▶ Problem to solve:
Your answer should consist of all lines in the listing that hold the word "title".
··· Information given ···
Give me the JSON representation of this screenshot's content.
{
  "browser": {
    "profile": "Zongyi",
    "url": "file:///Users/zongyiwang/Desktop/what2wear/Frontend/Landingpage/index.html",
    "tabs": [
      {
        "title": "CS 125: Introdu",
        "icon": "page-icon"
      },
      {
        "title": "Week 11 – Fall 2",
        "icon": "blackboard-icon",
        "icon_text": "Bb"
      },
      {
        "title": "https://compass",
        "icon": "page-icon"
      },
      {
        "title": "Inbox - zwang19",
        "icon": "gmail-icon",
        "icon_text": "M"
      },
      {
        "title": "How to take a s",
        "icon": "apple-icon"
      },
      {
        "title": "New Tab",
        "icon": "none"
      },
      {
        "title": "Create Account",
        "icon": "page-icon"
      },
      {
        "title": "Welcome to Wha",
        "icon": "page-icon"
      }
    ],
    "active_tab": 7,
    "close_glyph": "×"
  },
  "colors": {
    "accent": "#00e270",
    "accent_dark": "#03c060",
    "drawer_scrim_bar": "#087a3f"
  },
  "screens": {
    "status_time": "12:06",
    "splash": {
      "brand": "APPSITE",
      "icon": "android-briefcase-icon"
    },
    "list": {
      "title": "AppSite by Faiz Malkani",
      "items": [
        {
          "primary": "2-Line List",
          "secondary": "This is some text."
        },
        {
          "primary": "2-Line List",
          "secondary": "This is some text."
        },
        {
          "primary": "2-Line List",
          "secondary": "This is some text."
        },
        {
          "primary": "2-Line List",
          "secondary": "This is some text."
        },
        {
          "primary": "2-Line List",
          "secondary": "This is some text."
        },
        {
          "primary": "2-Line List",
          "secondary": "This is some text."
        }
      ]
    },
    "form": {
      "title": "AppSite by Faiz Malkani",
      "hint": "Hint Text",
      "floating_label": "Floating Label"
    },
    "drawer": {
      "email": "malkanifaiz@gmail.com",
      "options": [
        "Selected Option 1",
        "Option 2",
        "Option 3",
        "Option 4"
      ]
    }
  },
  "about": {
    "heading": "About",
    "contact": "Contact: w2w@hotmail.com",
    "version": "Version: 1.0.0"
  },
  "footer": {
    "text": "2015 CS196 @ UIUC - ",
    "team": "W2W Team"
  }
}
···
▶ Response area:
        "title": "CS 125: Introdu",
        "title": "Week 11 – Fall 2",
        "title": "https://compass",
        "title": "Inbox - zwang19",
        "title": "How to take a s",
        "title": "New Tab",
        "title": "Create Account",
        "title": "Welcome to Wha",
      "title": "AppSite by Faiz Malkani",
      "title": "AppSite by Faiz Malkani",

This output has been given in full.